▶ [Aim of the exercise]
Your answer must be an exact copy of the records below, with no pictures in it.

(Excerpts from a dataset)
::::
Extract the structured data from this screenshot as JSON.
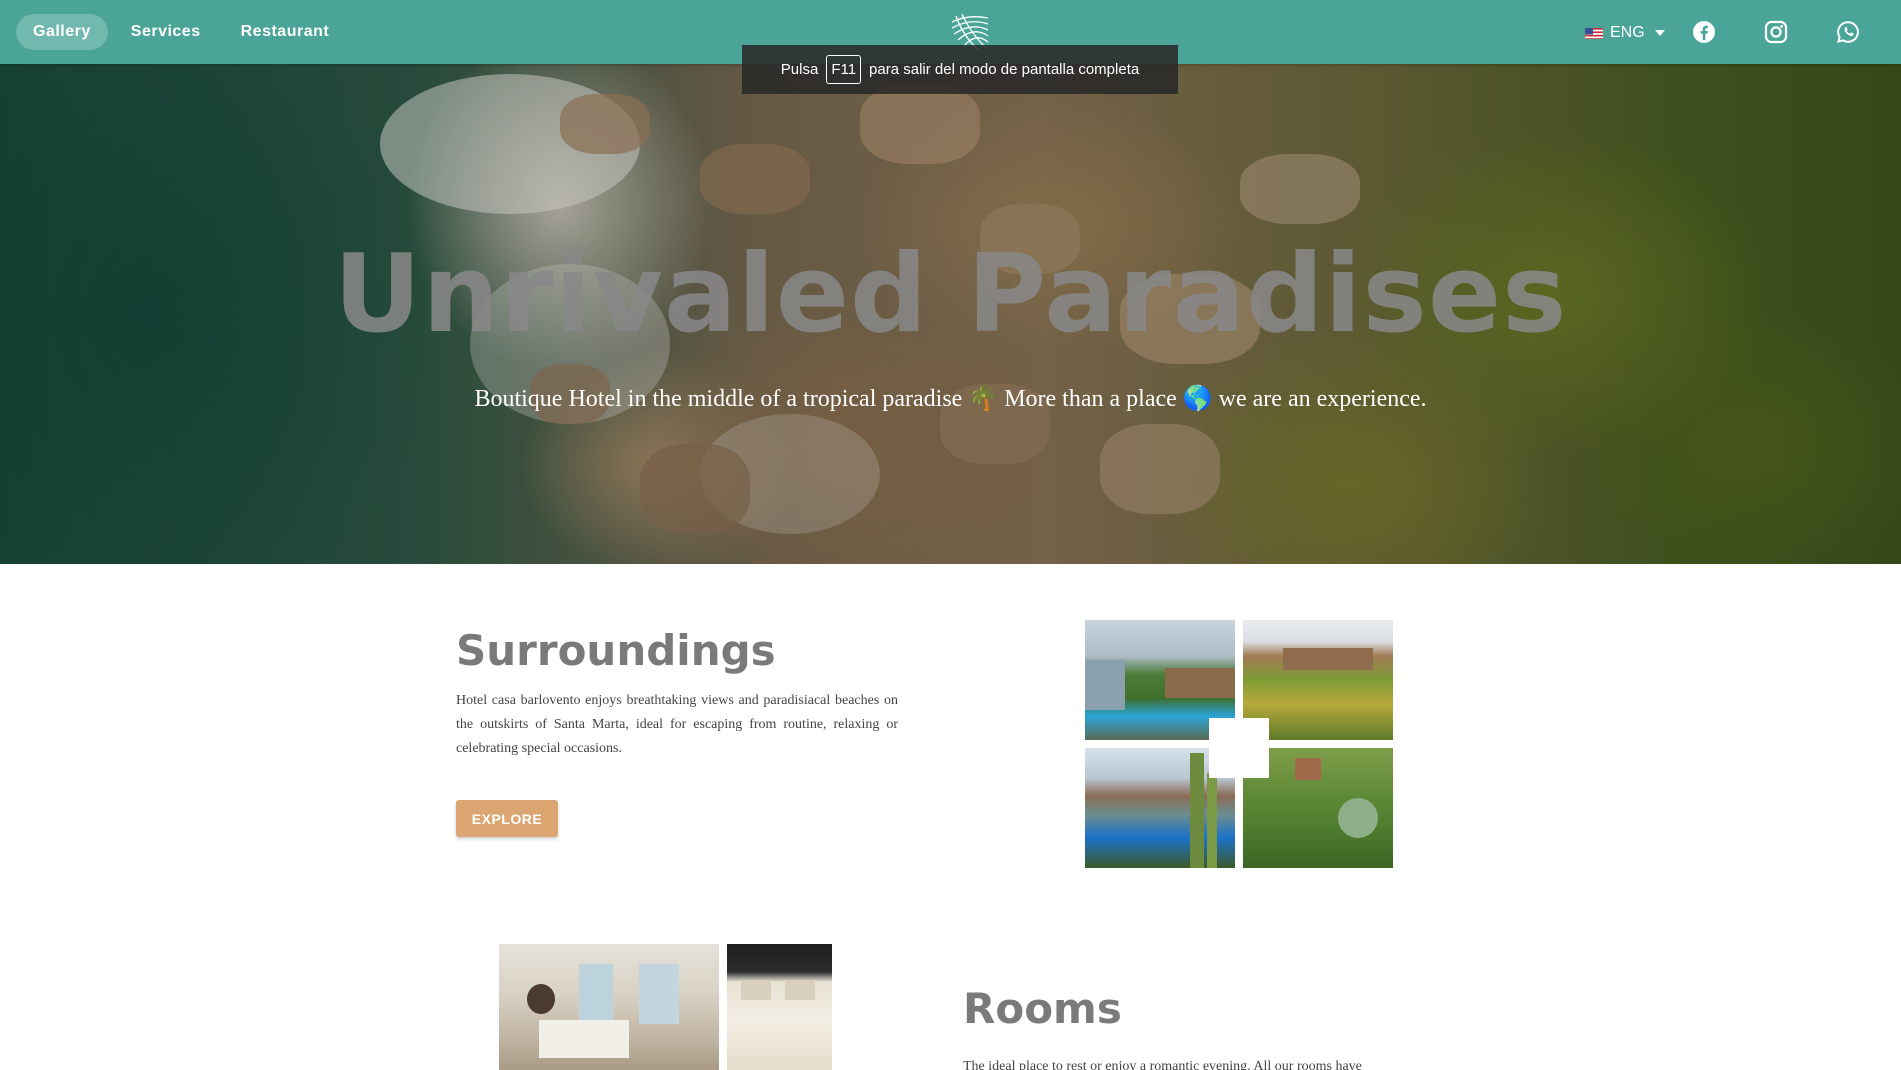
{
  "nav": {
    "links": [
      "Gallery",
      "Services",
      "Restaurant"
    ],
    "active": "Gallery",
    "language": "ENG",
    "logo_icon": "palm-leaf-icon",
    "social_icons": [
      "facebook-icon",
      "instagram-icon",
      "whatsapp-icon"
    ],
    "color": "#4aa498"
  },
  "toast": {
    "prefix": "Pulsa",
    "key": "F11",
    "suffix": "para salir del modo de pantalla completa"
  },
  "hero": {
    "title": "Unrivaled Paradises",
    "subtitle": "Boutique Hotel in the middle of a tropical paradise 🌴 More than a place 🌎 we are an experience."
  },
  "surroundings": {
    "title": "Surroundings",
    "text": "Hotel casa barlovento enjoys breathtaking views and paradisiacal beaches on the outskirts of Santa Marta, ideal for escaping from routine, relaxing or celebrating special occasions.",
    "button": "EXPLORE",
    "button_color": "#dba572"
  },
  "rooms": {
    "title": "Rooms",
    "text": "The ideal place to rest or enjoy a romantic evening. All our rooms have"
  }
}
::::
▶ [Exercise solution]
Extract the structured data from this screenshot as JSON.
{
  "nav": {
    "links": [
      "Gallery",
      "Services",
      "Restaurant"
    ],
    "active": "Gallery",
    "language": "ENG",
    "logo_icon": "palm-leaf-icon",
    "social_icons": [
      "facebook-icon",
      "instagram-icon",
      "whatsapp-icon"
    ],
    "color": "#4aa498"
  },
  "toast": {
    "prefix": "Pulsa",
    "key": "F11",
    "suffix": "para salir del modo de pantalla completa"
  },
  "hero": {
    "title": "Unrivaled Paradises",
    "subtitle": "Boutique Hotel in the middle of a tropical paradise 🌴 More than a place 🌎 we are an experience."
  },
  "surroundings": {
    "title": "Surroundings",
    "text": "Hotel casa barlovento enjoys breathtaking views and paradisiacal beaches on the outskirts of Santa Marta, ideal for escaping from routine, relaxing or celebrating special occasions.",
    "button": "EXPLORE",
    "button_color": "#dba572"
  },
  "rooms": {
    "title": "Rooms",
    "text": "The ideal place to rest or enjoy a romantic evening. All our rooms have"
  }
}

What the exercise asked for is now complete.